- [PROBLEM TO WORK ON]:
With the images left out, print all of the records below exactly.

- [RECORDED DATA]:
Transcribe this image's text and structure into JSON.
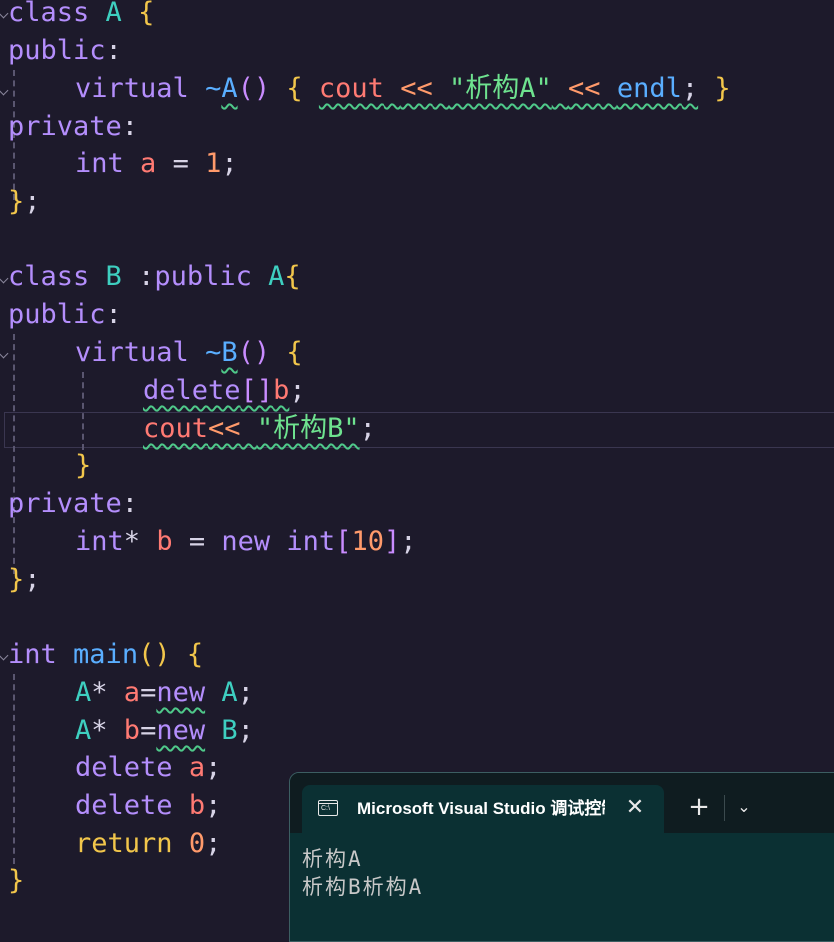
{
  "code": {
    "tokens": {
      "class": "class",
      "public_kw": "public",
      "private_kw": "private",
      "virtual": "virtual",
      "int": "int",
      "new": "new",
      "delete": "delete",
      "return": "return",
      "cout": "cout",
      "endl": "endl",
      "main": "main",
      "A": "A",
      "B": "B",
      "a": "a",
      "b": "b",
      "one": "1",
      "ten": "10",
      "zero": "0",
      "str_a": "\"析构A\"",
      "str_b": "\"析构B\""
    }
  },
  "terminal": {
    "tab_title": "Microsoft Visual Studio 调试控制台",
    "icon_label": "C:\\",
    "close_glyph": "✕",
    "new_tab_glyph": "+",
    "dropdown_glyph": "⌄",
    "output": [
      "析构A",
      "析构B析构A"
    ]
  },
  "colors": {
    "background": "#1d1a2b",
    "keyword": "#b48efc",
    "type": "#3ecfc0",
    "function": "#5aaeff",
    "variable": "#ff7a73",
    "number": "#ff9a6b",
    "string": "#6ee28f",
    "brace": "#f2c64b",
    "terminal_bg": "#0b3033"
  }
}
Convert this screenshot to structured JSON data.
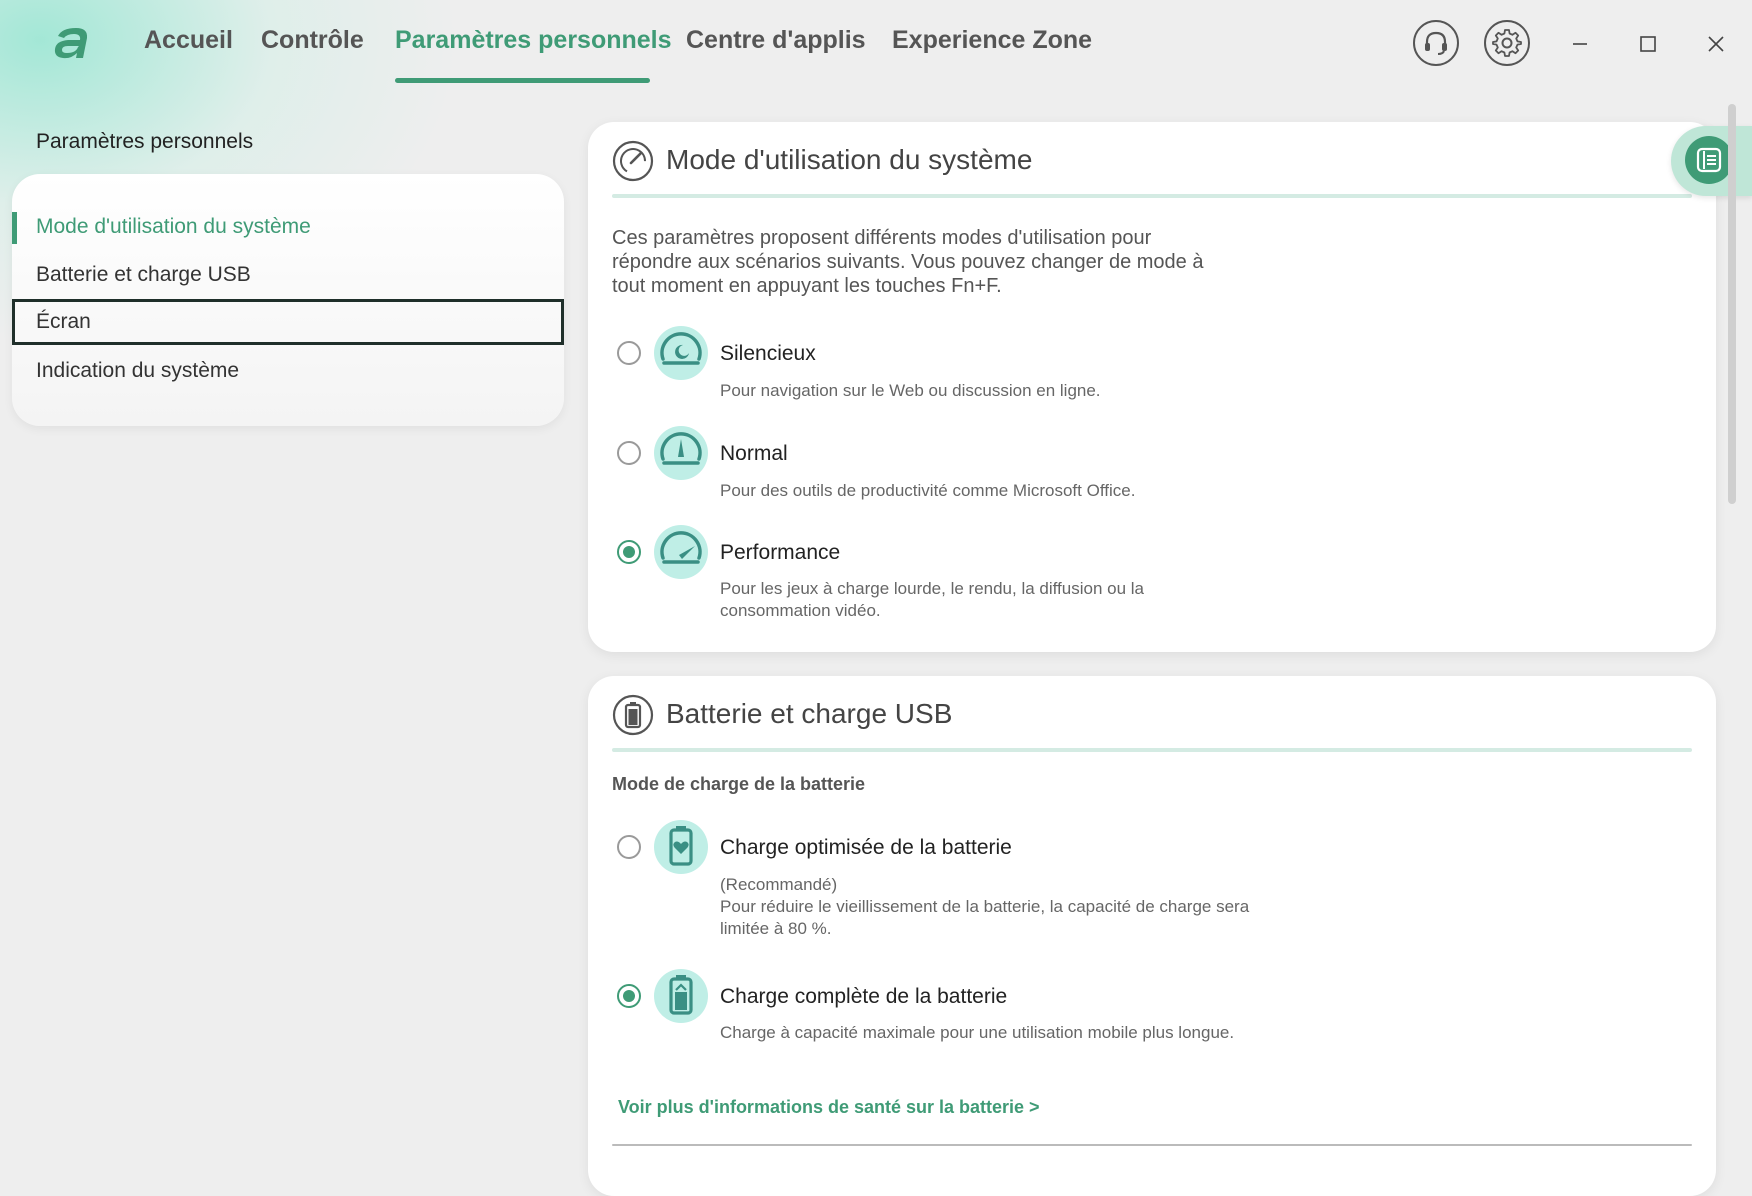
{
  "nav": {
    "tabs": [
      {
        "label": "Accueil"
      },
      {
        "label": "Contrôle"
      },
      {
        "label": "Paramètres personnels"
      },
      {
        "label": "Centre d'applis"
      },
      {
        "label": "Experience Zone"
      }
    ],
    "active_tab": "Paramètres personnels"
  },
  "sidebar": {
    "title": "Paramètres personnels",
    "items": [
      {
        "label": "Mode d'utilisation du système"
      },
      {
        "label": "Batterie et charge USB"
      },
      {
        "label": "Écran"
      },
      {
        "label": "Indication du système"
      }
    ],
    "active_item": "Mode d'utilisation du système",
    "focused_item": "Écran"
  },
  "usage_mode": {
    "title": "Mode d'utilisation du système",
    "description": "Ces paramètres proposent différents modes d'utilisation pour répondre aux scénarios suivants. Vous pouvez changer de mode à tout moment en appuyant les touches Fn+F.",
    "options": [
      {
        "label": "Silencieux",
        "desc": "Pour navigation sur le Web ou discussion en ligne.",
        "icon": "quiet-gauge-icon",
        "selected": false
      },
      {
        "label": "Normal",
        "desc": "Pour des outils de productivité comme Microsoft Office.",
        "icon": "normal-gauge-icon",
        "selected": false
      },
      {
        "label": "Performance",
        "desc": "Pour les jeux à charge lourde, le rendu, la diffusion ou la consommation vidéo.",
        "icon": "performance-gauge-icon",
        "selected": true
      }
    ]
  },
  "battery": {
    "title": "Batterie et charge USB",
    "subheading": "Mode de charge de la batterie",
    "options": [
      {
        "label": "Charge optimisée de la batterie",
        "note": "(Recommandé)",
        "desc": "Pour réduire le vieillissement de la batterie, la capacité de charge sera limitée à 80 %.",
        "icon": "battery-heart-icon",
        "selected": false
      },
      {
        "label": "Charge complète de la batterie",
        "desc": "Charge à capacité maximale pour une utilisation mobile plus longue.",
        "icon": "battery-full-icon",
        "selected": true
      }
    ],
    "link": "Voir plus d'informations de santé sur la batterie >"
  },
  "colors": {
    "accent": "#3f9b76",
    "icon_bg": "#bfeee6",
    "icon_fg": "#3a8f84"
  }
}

- [SOLUTION FOR THIS TASK]:
Transcribe this image's text and structure into JSON.
{
  "code": {
    "tokens": {
      "class": "class",
      "public_kw": "public",
      "private_kw": "private",
      "virtual": "virtual",
      "int": "int",
      "new": "new",
      "delete": "delete",
      "return": "return",
      "cout": "cout",
      "endl": "endl",
      "main": "main",
      "A": "A",
      "B": "B",
      "a": "a",
      "b": "b",
      "one": "1",
      "ten": "10",
      "zero": "0",
      "str_a": "\"析构A\"",
      "str_b": "\"析构B\""
    }
  },
  "terminal": {
    "tab_title": "Microsoft Visual Studio 调试控制台",
    "icon_label": "C:\\",
    "close_glyph": "✕",
    "new_tab_glyph": "+",
    "dropdown_glyph": "⌄",
    "output": [
      "析构A",
      "析构B析构A"
    ]
  },
  "colors": {
    "background": "#1d1a2b",
    "keyword": "#b48efc",
    "type": "#3ecfc0",
    "function": "#5aaeff",
    "variable": "#ff7a73",
    "number": "#ff9a6b",
    "string": "#6ee28f",
    "brace": "#f2c64b",
    "terminal_bg": "#0b3033"
  }
}
Convert this screenshot to structured JSON data.
{
  "nav": {
    "tabs": [
      {
        "label": "Accueil"
      },
      {
        "label": "Contrôle"
      },
      {
        "label": "Paramètres personnels"
      },
      {
        "label": "Centre d'applis"
      },
      {
        "label": "Experience Zone"
      }
    ],
    "active_tab": "Paramètres personnels"
  },
  "sidebar": {
    "title": "Paramètres personnels",
    "items": [
      {
        "label": "Mode d'utilisation du système"
      },
      {
        "label": "Batterie et charge USB"
      },
      {
        "label": "Écran"
      },
      {
        "label": "Indication du système"
      }
    ],
    "active_item": "Mode d'utilisation du système",
    "focused_item": "Écran"
  },
  "usage_mode": {
    "title": "Mode d'utilisation du système",
    "description": "Ces paramètres proposent différents modes d'utilisation pour répondre aux scénarios suivants. Vous pouvez changer de mode à tout moment en appuyant les touches Fn+F.",
    "options": [
      {
        "label": "Silencieux",
        "desc": "Pour navigation sur le Web ou discussion en ligne.",
        "icon": "quiet-gauge-icon",
        "selected": false
      },
      {
        "label": "Normal",
        "desc": "Pour des outils de productivité comme Microsoft Office.",
        "icon": "normal-gauge-icon",
        "selected": false
      },
      {
        "label": "Performance",
        "desc": "Pour les jeux à charge lourde, le rendu, la diffusion ou la consommation vidéo.",
        "icon": "performance-gauge-icon",
        "selected": true
      }
    ]
  },
  "battery": {
    "title": "Batterie et charge USB",
    "subheading": "Mode de charge de la batterie",
    "options": [
      {
        "label": "Charge optimisée de la batterie",
        "note": "(Recommandé)",
        "desc": "Pour réduire le vieillissement de la batterie, la capacité de charge sera limitée à 80 %.",
        "icon": "battery-heart-icon",
        "selected": false
      },
      {
        "label": "Charge complète de la batterie",
        "desc": "Charge à capacité maximale pour une utilisation mobile plus longue.",
        "icon": "battery-full-icon",
        "selected": true
      }
    ],
    "link": "Voir plus d'informations de santé sur la batterie >"
  },
  "colors": {
    "accent": "#3f9b76",
    "icon_bg": "#bfeee6",
    "icon_fg": "#3a8f84"
  }
}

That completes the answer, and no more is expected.